Assigned task: The full set of records must be printed exactly as given.

^^^^^^^^^^^^^^^^

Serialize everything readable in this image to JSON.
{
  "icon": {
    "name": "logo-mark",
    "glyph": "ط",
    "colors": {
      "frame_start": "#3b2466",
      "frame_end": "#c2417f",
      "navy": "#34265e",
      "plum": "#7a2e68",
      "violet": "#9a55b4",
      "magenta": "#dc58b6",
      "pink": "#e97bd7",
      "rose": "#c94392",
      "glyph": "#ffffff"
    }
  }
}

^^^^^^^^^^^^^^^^

Solved problem:
Serialize everything readable in this image to JSON.
{
  "icon": {
    "name": "logo-mark",
    "glyph": "ط",
    "colors": {
      "frame_start": "#3b2466",
      "frame_end": "#c2417f",
      "navy": "#34265e",
      "plum": "#7a2e68",
      "violet": "#9a55b4",
      "magenta": "#dc58b6",
      "pink": "#e97bd7",
      "rose": "#c94392",
      "glyph": "#ffffff"
    }
  }
}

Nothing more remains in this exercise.